To Depart the control area, you must first successfully take off.

All airborne aircraft must avoid mid-air collisions.

Inbound flights must not touch or come very close to the control area boundaries.

All aircraft must avoid flying over an imaginary box surrounding the runways and outer marker thresholds. Therefore, don't fly over the runway.

The centre of the forward wing section of each aircraft is considered to be the centre of motion.

Response to a given command is at the update rate of the control area screen (less than seven seconds). The fewer the aircraft, the faster the update.

Aircraft are allowed to be "stacked" on top of one another as long as they are at different altitudes. However, this is a confusing situation and (as in real ATC) should be avoided. Reading a group such as this will always result in the data associated with the first aircraft to be updated in the bunch).

All takeoffs and outer marker approaches must be made on an Active Runway. Active runways are defined as those which have headings (N, S, NW, SE) that produce "head" to "cross" wind components with respoect to approaching or departing aircraft.

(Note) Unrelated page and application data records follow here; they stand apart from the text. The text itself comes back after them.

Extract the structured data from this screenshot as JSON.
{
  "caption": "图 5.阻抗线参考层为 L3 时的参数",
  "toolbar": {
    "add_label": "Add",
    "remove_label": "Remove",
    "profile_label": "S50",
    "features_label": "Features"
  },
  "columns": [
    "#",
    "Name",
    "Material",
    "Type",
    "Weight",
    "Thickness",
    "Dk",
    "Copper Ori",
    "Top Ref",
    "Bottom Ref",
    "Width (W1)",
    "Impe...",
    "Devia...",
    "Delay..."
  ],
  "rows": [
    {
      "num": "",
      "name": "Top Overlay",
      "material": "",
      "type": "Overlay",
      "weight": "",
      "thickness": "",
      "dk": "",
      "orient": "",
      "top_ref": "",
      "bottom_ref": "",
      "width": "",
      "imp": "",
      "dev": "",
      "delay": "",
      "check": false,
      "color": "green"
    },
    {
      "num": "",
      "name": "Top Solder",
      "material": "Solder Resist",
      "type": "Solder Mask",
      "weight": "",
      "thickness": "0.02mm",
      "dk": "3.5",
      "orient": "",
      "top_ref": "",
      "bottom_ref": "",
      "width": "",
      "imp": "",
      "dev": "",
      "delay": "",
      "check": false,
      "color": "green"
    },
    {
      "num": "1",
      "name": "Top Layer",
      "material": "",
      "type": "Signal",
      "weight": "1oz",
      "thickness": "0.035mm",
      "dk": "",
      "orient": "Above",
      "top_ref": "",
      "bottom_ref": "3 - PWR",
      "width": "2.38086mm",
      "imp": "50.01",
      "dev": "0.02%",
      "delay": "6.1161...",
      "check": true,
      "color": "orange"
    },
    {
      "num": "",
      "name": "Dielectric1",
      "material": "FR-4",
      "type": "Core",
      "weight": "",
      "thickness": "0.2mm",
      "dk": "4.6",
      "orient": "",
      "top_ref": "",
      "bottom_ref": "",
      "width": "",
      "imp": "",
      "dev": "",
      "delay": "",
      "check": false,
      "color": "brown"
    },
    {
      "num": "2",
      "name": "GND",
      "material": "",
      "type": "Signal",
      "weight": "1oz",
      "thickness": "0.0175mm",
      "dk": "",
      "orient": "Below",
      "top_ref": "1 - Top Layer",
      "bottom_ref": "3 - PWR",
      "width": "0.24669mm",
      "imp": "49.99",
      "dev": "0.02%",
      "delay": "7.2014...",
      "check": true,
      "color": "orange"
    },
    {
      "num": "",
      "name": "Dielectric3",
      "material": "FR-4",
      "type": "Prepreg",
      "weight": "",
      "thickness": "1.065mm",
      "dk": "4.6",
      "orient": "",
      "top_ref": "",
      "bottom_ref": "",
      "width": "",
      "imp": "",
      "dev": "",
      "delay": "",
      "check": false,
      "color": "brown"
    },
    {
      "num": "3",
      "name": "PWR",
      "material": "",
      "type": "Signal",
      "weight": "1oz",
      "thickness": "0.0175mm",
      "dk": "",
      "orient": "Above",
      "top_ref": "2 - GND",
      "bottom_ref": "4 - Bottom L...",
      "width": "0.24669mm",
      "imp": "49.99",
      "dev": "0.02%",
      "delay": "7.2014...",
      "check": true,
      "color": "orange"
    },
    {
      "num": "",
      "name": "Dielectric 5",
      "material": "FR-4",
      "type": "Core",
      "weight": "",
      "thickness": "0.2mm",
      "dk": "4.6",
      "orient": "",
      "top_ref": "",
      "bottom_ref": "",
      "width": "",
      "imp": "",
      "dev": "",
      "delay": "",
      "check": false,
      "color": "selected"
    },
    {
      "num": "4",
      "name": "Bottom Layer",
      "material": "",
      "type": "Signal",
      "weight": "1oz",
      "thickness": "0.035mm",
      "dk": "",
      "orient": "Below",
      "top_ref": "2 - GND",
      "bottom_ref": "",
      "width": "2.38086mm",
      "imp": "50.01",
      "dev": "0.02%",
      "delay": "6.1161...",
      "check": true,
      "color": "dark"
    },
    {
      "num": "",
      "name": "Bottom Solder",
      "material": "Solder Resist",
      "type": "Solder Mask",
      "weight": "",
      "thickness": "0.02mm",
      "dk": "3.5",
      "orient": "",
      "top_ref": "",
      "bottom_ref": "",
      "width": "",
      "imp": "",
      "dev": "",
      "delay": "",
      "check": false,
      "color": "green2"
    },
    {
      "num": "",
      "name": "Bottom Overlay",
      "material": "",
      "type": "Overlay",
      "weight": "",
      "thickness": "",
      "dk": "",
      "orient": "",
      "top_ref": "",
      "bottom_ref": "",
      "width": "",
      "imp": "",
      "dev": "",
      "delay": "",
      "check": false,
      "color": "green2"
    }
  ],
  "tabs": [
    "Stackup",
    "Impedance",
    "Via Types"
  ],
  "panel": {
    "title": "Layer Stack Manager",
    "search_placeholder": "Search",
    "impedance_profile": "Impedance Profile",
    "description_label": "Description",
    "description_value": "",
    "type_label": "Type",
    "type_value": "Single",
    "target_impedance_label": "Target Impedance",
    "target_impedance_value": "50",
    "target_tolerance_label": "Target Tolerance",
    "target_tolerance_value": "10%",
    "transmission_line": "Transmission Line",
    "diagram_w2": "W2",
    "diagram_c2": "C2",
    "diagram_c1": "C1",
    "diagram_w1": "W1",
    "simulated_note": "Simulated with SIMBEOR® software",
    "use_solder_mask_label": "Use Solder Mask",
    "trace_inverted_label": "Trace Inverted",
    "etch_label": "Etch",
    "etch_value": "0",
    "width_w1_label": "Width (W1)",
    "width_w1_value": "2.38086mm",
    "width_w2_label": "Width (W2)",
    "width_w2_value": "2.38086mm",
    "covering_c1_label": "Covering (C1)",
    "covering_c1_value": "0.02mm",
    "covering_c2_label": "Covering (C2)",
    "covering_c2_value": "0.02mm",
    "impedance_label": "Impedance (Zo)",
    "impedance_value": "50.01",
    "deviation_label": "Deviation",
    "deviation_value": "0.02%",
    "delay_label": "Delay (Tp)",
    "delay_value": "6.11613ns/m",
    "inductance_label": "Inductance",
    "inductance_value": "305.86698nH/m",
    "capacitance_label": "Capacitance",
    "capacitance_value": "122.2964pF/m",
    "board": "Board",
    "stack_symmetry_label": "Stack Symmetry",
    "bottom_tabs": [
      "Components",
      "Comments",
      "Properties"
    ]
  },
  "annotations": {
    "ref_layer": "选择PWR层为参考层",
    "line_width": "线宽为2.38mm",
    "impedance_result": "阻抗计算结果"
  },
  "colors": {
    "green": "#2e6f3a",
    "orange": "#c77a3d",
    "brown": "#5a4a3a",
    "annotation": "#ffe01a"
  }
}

For example, suppose you have lined up an aircraft on a given runway heading approaching the outer marker. The wind relative to your aircraft nose must be coming from a direction described by a semi-circular arc starting from either your left or right and swung in front of your aircraft. Winds are not allowed to be behind you or downwing to any extent. There are always at least two active runways and a maximum of three.

6B. Takeoff/Departure

  1. Takeoff must be on an Active and Existing runway.
  2. VEL 0: ALT OK
  3. Airborne aircraft must leave control area to score.

6C. Outer Marker Approach

  1. Centre of wing crosses the Outer Market approach threshold within 2 pixels of an Active runway centreline.
  2. Heading = Runway heading (N, S, NW, SE)
  3. VEL = 100 f/s; ALT = 1K (1000 feet)

6D. Final Approach (Landing)

  1. Aircraft image resting completely on target pad.
  2. Point (apex) of "V" must be within the landing "Box"

Note: The vertical centre of the Box is the Guide Slope rate of descent. The horizontal centre is the runway centreline.

7. Error Messages (Err Labels)

As in real air traffic control situations, things can go wrong. Since you probably won't have the time to diagnose everything you do incorrectly in real-time, an error message system has been provided. These messages appear briefly just to the right of the Err label in the upper right of your screen and are usually accompanied by a very high-pitched, rasping tone. Errant aircraft first blink then disappear. In the case of a Crash-landing the results are a consuming fire!

The following is a description of the six error messages and their causes:

7A. Route

Inbound aircraft has left the control area.

Outbound aircraft has crossed the outer market and is attempting to land.

Inbound aircraft has made an out of tolerance marker approach (Vel, Alt, Head or position is incorrect).

Aircraft has violated runway airspace.

7B. Runway

Aircraft is attempting to land or takeoff downwind or on a non-existent runway.

7C. Flight

Commanded (Set) Flight conditions are inadequate for takeoff (e.g. Alt or Vel = 0)

7D. Midair

At least two aircraft have the same Alt and have passed within 4 pixels of one another's centre-wing positions.

7E. Crash

While on Final - Aircraft has drifted to the left or right extreme of the Drift meter, or aircraft has flown past the end of the target pad without landing.

On landing - aircraft Drift or D Rate (Descent Rate) is not in the "Box", or aircraft is not completely on the target pad.

8. Scoring/How You Did

Scoring - A successful landing is 100 points the first minute and decreases 2 points for each minute thereafter. A successful departure (outbound flight leaves control area) is worth 50 points initially and decreases 1 point for each subsequent minute. After 30 minutes the scores limit is 40 points for a landing and 20 points for a departure.

How You Did - After the simulation has ended, the mode label reads a flashing "End". Pressing the spacebar will exit to "How You Did". These are the top five scores and initials. Your initials are *not* recognized unless your score is greater than zero and in the top five. If you achieve a score greater than 1,000 we would like to know!!

Follow the displayed instructions to replay or exit. Happy landings!!